:: WHAT THIS TASK INVOLVES ::
Go through the records and show each line where the word "JSON" occurs.

:: Dataset rows describing interfaces ::

=======

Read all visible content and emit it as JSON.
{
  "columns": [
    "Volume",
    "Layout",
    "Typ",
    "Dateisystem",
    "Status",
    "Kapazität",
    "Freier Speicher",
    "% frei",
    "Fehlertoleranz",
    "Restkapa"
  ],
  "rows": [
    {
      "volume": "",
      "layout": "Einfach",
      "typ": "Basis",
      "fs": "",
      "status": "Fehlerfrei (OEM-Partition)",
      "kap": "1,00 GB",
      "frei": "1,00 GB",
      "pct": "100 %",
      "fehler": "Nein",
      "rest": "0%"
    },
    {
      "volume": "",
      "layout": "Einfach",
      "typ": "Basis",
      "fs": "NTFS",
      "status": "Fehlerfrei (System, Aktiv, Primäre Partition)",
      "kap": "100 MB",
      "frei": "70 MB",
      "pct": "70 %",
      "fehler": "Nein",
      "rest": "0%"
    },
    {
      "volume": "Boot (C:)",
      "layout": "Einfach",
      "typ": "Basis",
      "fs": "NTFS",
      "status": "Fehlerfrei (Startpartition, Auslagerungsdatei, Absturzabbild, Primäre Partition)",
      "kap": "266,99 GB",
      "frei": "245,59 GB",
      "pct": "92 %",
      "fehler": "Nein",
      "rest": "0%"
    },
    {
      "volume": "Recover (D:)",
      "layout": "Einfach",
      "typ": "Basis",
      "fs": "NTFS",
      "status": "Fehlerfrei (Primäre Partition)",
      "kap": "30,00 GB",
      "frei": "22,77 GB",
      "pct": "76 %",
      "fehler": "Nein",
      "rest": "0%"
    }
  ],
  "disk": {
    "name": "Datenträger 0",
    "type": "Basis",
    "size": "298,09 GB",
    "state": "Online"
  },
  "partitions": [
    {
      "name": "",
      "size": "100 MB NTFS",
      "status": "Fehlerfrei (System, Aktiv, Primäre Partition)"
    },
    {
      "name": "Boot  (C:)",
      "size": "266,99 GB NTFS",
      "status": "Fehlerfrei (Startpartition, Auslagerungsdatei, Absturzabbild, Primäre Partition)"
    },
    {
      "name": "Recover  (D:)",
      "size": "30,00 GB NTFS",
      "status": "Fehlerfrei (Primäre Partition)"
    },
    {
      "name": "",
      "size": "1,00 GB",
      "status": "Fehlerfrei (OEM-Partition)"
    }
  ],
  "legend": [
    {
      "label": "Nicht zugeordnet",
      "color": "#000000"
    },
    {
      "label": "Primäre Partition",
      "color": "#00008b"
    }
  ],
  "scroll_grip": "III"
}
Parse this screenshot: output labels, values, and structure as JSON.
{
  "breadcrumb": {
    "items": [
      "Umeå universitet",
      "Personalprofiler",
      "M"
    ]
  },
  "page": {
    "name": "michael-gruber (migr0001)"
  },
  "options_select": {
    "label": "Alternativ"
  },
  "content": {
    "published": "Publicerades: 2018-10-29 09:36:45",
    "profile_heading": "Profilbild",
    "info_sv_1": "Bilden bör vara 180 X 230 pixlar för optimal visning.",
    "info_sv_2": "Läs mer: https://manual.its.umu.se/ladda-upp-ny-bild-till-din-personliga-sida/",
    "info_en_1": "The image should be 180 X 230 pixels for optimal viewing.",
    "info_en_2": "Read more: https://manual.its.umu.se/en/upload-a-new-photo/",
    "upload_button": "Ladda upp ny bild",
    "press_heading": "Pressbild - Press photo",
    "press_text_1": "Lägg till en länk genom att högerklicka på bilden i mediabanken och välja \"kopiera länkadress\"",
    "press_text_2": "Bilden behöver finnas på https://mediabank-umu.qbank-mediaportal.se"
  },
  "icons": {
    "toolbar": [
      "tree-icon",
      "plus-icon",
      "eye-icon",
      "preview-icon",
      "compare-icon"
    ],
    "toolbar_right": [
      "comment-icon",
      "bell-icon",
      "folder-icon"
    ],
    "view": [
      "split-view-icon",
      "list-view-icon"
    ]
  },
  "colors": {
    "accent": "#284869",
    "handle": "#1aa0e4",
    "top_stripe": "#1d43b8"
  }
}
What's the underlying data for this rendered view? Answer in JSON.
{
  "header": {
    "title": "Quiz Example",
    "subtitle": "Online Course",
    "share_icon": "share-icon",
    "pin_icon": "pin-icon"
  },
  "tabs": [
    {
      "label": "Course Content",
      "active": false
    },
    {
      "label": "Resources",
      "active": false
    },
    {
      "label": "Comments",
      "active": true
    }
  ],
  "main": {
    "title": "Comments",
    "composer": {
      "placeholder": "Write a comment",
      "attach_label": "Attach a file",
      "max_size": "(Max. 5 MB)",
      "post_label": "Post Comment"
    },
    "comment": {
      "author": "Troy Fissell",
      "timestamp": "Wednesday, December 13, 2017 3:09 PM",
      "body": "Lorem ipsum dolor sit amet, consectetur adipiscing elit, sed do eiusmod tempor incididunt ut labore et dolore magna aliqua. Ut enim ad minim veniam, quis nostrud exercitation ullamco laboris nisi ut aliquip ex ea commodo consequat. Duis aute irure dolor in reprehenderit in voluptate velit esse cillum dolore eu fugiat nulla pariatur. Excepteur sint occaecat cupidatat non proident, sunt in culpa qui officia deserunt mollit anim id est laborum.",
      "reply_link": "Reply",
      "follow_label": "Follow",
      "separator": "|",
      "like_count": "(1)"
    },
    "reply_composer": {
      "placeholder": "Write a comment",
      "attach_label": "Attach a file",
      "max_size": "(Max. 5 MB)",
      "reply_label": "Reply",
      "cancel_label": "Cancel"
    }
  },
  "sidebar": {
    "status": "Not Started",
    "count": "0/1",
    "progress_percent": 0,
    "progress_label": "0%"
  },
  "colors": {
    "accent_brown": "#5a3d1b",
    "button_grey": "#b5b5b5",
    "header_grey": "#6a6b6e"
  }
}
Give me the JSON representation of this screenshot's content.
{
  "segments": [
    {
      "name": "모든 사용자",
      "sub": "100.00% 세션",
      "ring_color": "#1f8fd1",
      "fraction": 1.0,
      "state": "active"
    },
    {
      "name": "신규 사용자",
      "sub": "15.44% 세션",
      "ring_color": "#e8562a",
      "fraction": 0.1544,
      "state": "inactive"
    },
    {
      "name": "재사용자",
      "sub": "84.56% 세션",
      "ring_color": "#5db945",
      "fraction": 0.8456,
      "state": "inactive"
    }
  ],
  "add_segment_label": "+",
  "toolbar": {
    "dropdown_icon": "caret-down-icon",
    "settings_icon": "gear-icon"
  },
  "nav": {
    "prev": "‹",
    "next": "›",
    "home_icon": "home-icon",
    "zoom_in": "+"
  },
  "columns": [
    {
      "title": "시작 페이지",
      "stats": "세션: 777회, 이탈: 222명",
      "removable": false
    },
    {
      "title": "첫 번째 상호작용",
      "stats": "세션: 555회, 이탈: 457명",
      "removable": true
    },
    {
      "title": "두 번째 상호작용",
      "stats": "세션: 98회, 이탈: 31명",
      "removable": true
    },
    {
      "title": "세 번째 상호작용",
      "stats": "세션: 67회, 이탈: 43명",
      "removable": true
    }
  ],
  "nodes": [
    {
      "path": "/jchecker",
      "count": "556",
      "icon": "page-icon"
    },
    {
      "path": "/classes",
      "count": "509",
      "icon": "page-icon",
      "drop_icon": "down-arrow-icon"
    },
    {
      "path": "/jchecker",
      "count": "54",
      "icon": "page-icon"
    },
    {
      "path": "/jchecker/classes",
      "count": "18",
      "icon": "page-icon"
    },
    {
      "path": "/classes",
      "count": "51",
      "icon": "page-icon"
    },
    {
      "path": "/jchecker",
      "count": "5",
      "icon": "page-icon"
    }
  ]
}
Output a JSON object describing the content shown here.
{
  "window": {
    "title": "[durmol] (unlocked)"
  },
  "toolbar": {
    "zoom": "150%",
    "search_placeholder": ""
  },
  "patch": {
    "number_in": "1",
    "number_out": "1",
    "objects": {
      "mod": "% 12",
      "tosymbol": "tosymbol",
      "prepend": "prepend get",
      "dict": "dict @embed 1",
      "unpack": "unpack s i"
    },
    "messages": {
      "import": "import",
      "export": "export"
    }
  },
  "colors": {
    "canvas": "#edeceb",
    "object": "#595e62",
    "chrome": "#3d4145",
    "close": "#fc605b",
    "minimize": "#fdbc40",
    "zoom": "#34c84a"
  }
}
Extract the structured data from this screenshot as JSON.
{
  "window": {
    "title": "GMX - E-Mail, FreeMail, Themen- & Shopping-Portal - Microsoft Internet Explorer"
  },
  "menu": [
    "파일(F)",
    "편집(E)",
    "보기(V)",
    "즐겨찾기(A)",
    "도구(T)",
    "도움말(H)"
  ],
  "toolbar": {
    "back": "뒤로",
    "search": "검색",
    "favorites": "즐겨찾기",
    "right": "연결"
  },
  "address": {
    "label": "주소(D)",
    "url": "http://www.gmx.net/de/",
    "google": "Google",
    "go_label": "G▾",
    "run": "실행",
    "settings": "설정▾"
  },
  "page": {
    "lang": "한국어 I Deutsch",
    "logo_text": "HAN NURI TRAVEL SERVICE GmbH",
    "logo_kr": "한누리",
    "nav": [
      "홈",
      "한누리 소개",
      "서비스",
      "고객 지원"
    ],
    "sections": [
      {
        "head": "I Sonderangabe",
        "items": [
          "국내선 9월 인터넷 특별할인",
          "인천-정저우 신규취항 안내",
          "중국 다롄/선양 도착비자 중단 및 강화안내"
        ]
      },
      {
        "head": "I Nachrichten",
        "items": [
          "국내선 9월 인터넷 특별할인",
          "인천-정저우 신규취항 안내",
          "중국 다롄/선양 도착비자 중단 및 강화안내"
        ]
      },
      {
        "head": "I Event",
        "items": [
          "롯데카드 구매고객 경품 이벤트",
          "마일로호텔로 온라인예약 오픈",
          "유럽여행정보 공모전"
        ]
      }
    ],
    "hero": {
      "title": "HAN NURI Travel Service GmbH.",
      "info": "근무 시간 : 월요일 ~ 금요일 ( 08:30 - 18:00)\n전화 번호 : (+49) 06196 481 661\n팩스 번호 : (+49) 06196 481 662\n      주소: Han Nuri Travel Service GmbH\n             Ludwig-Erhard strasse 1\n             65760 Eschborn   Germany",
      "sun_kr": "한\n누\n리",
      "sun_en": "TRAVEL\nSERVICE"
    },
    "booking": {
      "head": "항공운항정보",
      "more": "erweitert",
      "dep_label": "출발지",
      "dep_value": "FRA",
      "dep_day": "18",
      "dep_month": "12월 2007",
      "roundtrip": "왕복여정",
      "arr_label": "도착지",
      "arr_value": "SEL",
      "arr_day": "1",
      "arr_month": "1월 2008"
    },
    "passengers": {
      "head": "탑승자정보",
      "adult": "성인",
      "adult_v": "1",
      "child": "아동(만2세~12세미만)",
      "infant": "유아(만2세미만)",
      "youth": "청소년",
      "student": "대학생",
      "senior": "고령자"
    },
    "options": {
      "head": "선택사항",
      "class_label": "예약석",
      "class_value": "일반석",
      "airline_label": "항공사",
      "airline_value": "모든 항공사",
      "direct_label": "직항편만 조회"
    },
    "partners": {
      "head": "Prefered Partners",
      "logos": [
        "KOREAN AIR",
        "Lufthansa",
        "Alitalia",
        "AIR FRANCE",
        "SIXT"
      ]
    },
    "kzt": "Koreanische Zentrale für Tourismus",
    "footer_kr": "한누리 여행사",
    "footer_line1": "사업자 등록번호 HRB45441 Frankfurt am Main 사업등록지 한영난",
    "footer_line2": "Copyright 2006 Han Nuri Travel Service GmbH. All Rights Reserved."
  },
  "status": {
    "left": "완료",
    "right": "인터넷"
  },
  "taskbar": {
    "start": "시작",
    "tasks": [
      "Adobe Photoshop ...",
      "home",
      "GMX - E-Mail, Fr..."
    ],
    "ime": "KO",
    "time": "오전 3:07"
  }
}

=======

:: FINISHED EXERCISE ::
Read all visible content and emit it as JSON.
Parse this screenshot: output labels, values, and structure as JSON.
What's the underlying data for this rendered view? Answer in JSON.
Give me the JSON representation of this screenshot's content.
Output a JSON object describing the content shown here.
Extract the structured data from this screenshot as JSON.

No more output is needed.